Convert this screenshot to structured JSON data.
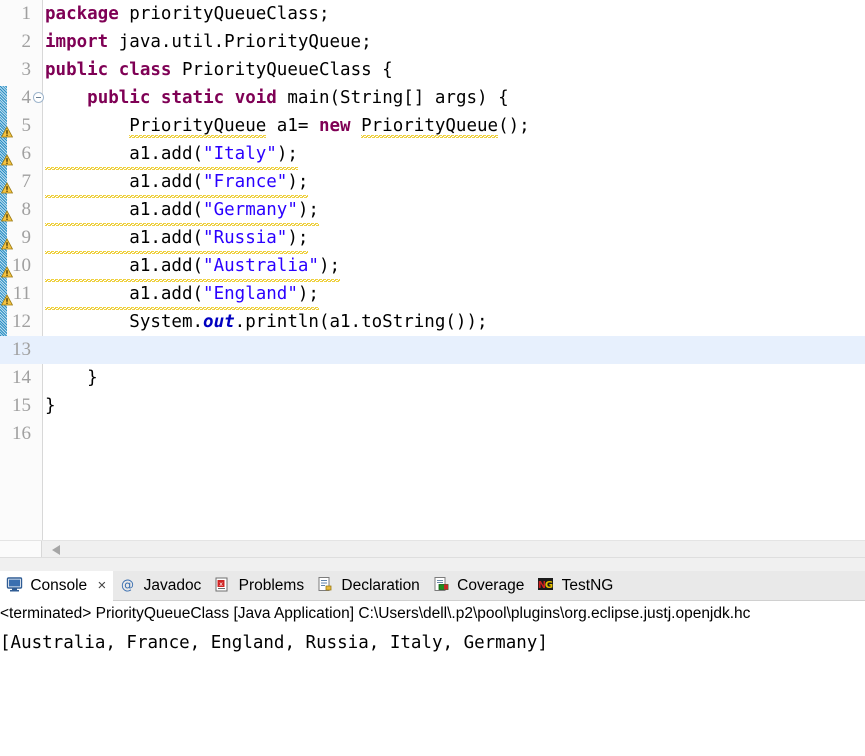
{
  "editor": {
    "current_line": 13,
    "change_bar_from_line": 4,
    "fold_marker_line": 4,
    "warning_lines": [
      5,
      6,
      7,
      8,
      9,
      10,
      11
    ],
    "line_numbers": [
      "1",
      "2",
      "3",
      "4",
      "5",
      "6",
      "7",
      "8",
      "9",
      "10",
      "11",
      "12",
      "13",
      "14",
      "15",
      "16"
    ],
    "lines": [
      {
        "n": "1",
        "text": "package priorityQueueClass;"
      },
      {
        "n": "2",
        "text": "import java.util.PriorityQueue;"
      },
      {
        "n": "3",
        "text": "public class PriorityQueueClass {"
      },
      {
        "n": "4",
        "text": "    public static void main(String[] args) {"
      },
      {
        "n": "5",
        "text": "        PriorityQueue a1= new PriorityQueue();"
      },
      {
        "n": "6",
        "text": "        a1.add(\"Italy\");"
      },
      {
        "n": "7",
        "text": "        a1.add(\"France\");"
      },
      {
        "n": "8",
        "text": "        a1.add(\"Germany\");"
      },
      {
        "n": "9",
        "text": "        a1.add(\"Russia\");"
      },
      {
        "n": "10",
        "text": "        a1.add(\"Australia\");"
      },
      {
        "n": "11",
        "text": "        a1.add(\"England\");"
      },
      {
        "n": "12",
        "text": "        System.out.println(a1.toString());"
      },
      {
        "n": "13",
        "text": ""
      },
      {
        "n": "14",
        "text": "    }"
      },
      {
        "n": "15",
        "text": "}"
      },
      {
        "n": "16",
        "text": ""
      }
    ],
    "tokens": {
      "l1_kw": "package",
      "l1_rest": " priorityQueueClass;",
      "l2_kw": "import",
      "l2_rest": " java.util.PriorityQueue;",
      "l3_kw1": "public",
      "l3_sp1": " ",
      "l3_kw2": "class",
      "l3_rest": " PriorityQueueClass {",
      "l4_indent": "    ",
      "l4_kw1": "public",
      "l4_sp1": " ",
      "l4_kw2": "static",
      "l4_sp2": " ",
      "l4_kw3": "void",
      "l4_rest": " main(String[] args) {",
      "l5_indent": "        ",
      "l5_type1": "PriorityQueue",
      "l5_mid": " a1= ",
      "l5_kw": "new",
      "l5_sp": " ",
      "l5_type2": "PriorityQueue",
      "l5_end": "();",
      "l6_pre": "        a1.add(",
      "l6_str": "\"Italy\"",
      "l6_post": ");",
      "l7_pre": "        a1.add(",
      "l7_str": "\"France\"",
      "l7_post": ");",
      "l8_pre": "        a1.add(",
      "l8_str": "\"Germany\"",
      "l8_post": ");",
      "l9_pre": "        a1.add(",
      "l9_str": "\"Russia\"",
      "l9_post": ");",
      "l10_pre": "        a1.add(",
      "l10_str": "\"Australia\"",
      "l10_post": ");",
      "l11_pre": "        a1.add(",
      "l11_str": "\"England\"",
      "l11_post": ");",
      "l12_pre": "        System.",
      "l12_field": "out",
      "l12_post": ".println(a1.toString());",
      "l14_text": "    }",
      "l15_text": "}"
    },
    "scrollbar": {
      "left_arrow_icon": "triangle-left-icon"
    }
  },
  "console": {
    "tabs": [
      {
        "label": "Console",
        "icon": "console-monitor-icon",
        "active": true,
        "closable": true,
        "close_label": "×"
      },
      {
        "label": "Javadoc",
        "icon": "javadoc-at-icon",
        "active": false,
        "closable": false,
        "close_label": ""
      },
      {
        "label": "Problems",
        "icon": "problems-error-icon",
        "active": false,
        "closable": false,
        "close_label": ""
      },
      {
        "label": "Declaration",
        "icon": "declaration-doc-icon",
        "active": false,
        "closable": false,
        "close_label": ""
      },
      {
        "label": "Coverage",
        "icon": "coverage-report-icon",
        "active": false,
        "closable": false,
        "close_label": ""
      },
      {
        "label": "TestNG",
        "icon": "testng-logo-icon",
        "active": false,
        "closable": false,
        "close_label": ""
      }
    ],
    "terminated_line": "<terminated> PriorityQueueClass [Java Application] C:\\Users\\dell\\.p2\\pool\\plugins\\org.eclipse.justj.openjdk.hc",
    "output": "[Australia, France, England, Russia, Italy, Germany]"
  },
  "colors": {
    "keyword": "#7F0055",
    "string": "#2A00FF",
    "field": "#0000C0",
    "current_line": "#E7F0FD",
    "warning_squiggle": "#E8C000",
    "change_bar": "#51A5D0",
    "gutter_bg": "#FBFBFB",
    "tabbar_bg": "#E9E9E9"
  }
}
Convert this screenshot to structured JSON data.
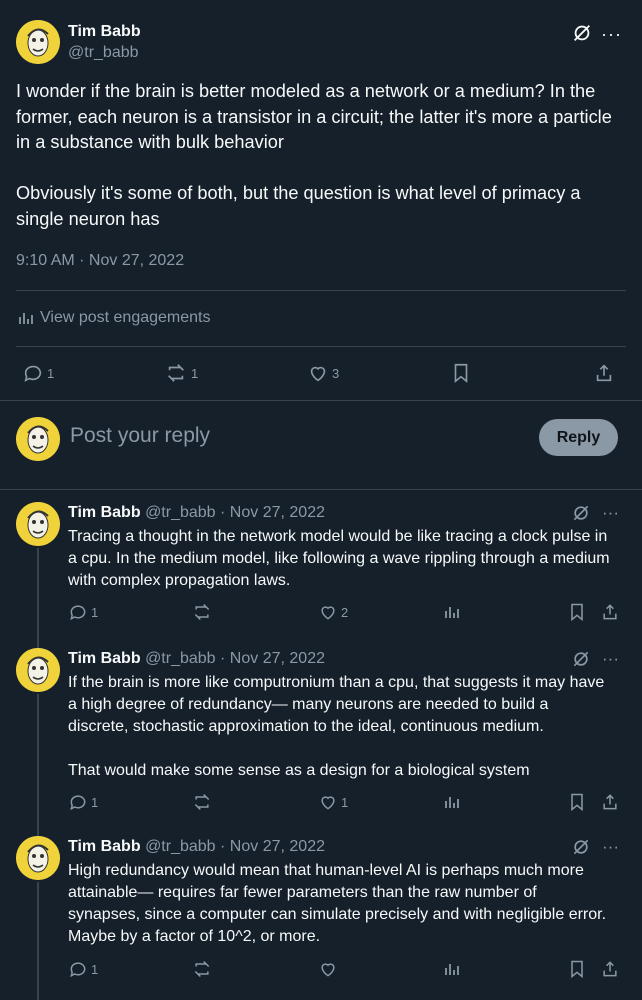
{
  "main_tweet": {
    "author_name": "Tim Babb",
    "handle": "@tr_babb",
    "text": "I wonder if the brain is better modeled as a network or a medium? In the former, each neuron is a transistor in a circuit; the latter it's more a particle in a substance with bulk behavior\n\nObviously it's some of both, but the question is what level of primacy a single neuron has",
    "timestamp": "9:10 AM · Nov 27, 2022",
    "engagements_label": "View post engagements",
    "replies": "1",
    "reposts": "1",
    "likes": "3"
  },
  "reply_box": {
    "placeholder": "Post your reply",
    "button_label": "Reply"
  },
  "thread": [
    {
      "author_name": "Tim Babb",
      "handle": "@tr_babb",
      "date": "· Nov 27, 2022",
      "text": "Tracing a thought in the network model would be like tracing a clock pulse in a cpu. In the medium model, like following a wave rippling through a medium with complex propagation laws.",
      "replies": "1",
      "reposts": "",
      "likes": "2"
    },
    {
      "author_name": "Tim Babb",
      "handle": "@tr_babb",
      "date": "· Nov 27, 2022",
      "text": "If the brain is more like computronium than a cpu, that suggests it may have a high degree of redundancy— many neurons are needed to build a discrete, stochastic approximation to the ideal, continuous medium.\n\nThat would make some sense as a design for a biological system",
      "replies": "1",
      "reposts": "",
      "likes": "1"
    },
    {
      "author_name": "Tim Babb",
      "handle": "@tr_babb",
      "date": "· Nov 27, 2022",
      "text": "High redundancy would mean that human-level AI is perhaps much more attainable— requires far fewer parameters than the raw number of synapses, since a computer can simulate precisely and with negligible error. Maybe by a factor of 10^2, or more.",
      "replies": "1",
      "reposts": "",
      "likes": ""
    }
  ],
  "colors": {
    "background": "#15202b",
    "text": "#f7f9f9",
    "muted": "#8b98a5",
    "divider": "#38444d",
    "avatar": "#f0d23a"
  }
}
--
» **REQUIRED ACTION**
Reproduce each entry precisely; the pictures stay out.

» **TASK ANSWER**
Convert this screenshot to structured JSON data.
{
  "editor": {
    "current_line": 13,
    "change_bar_from_line": 4,
    "fold_marker_line": 4,
    "warning_lines": [
      5,
      6,
      7,
      8,
      9,
      10,
      11
    ],
    "line_numbers": [
      "1",
      "2",
      "3",
      "4",
      "5",
      "6",
      "7",
      "8",
      "9",
      "10",
      "11",
      "12",
      "13",
      "14",
      "15",
      "16"
    ],
    "lines": [
      {
        "n": "1",
        "text": "package priorityQueueClass;"
      },
      {
        "n": "2",
        "text": "import java.util.PriorityQueue;"
      },
      {
        "n": "3",
        "text": "public class PriorityQueueClass {"
      },
      {
        "n": "4",
        "text": "    public static void main(String[] args) {"
      },
      {
        "n": "5",
        "text": "        PriorityQueue a1= new PriorityQueue();"
      },
      {
        "n": "6",
        "text": "        a1.add(\"Italy\");"
      },
      {
        "n": "7",
        "text": "        a1.add(\"France\");"
      },
      {
        "n": "8",
        "text": "        a1.add(\"Germany\");"
      },
      {
        "n": "9",
        "text": "        a1.add(\"Russia\");"
      },
      {
        "n": "10",
        "text": "        a1.add(\"Australia\");"
      },
      {
        "n": "11",
        "text": "        a1.add(\"England\");"
      },
      {
        "n": "12",
        "text": "        System.out.println(a1.toString());"
      },
      {
        "n": "13",
        "text": ""
      },
      {
        "n": "14",
        "text": "    }"
      },
      {
        "n": "15",
        "text": "}"
      },
      {
        "n": "16",
        "text": ""
      }
    ],
    "tokens": {
      "l1_kw": "package",
      "l1_rest": " priorityQueueClass;",
      "l2_kw": "import",
      "l2_rest": " java.util.PriorityQueue;",
      "l3_kw1": "public",
      "l3_sp1": " ",
      "l3_kw2": "class",
      "l3_rest": " PriorityQueueClass {",
      "l4_indent": "    ",
      "l4_kw1": "public",
      "l4_sp1": " ",
      "l4_kw2": "static",
      "l4_sp2": " ",
      "l4_kw3": "void",
      "l4_rest": " main(String[] args) {",
      "l5_indent": "        ",
      "l5_type1": "PriorityQueue",
      "l5_mid": " a1= ",
      "l5_kw": "new",
      "l5_sp": " ",
      "l5_type2": "PriorityQueue",
      "l5_end": "();",
      "l6_pre": "        a1.add(",
      "l6_str": "\"Italy\"",
      "l6_post": ");",
      "l7_pre": "        a1.add(",
      "l7_str": "\"France\"",
      "l7_post": ");",
      "l8_pre": "        a1.add(",
      "l8_str": "\"Germany\"",
      "l8_post": ");",
      "l9_pre": "        a1.add(",
      "l9_str": "\"Russia\"",
      "l9_post": ");",
      "l10_pre": "        a1.add(",
      "l10_str": "\"Australia\"",
      "l10_post": ");",
      "l11_pre": "        a1.add(",
      "l11_str": "\"England\"",
      "l11_post": ");",
      "l12_pre": "        System.",
      "l12_field": "out",
      "l12_post": ".println(a1.toString());",
      "l14_text": "    }",
      "l15_text": "}"
    },
    "scrollbar": {
      "left_arrow_icon": "triangle-left-icon"
    }
  },
  "console": {
    "tabs": [
      {
        "label": "Console",
        "icon": "console-monitor-icon",
        "active": true,
        "closable": true,
        "close_label": "×"
      },
      {
        "label": "Javadoc",
        "icon": "javadoc-at-icon",
        "active": false,
        "closable": false,
        "close_label": ""
      },
      {
        "label": "Problems",
        "icon": "problems-error-icon",
        "active": false,
        "closable": false,
        "close_label": ""
      },
      {
        "label": "Declaration",
        "icon": "declaration-doc-icon",
        "active": false,
        "closable": false,
        "close_label": ""
      },
      {
        "label": "Coverage",
        "icon": "coverage-report-icon",
        "active": false,
        "closable": false,
        "close_label": ""
      },
      {
        "label": "TestNG",
        "icon": "testng-logo-icon",
        "active": false,
        "closable": false,
        "close_label": ""
      }
    ],
    "terminated_line": "<terminated> PriorityQueueClass [Java Application] C:\\Users\\dell\\.p2\\pool\\plugins\\org.eclipse.justj.openjdk.hc",
    "output": "[Australia, France, England, Russia, Italy, Germany]"
  },
  "colors": {
    "keyword": "#7F0055",
    "string": "#2A00FF",
    "field": "#0000C0",
    "current_line": "#E7F0FD",
    "warning_squiggle": "#E8C000",
    "change_bar": "#51A5D0",
    "gutter_bg": "#FBFBFB",
    "tabbar_bg": "#E9E9E9"
  }
}
Convert this screenshot to structured JSON data.
{
  "main_tweet": {
    "author_name": "Tim Babb",
    "handle": "@tr_babb",
    "text": "I wonder if the brain is better modeled as a network or a medium? In the former, each neuron is a transistor in a circuit; the latter it's more a particle in a substance with bulk behavior\n\nObviously it's some of both, but the question is what level of primacy a single neuron has",
    "timestamp": "9:10 AM · Nov 27, 2022",
    "engagements_label": "View post engagements",
    "replies": "1",
    "reposts": "1",
    "likes": "3"
  },
  "reply_box": {
    "placeholder": "Post your reply",
    "button_label": "Reply"
  },
  "thread": [
    {
      "author_name": "Tim Babb",
      "handle": "@tr_babb",
      "date": "· Nov 27, 2022",
      "text": "Tracing a thought in the network model would be like tracing a clock pulse in a cpu. In the medium model, like following a wave rippling through a medium with complex propagation laws.",
      "replies": "1",
      "reposts": "",
      "likes": "2"
    },
    {
      "author_name": "Tim Babb",
      "handle": "@tr_babb",
      "date": "· Nov 27, 2022",
      "text": "If the brain is more like computronium than a cpu, that suggests it may have a high degree of redundancy— many neurons are needed to build a discrete, stochastic approximation to the ideal, continuous medium.\n\nThat would make some sense as a design for a biological system",
      "replies": "1",
      "reposts": "",
      "likes": "1"
    },
    {
      "author_name": "Tim Babb",
      "handle": "@tr_babb",
      "date": "· Nov 27, 2022",
      "text": "High redundancy would mean that human-level AI is perhaps much more attainable— requires far fewer parameters than the raw number of synapses, since a computer can simulate precisely and with negligible error. Maybe by a factor of 10^2, or more.",
      "replies": "1",
      "reposts": "",
      "likes": ""
    }
  ],
  "colors": {
    "background": "#15202b",
    "text": "#f7f9f9",
    "muted": "#8b98a5",
    "divider": "#38444d",
    "avatar": "#f0d23a"
  }
}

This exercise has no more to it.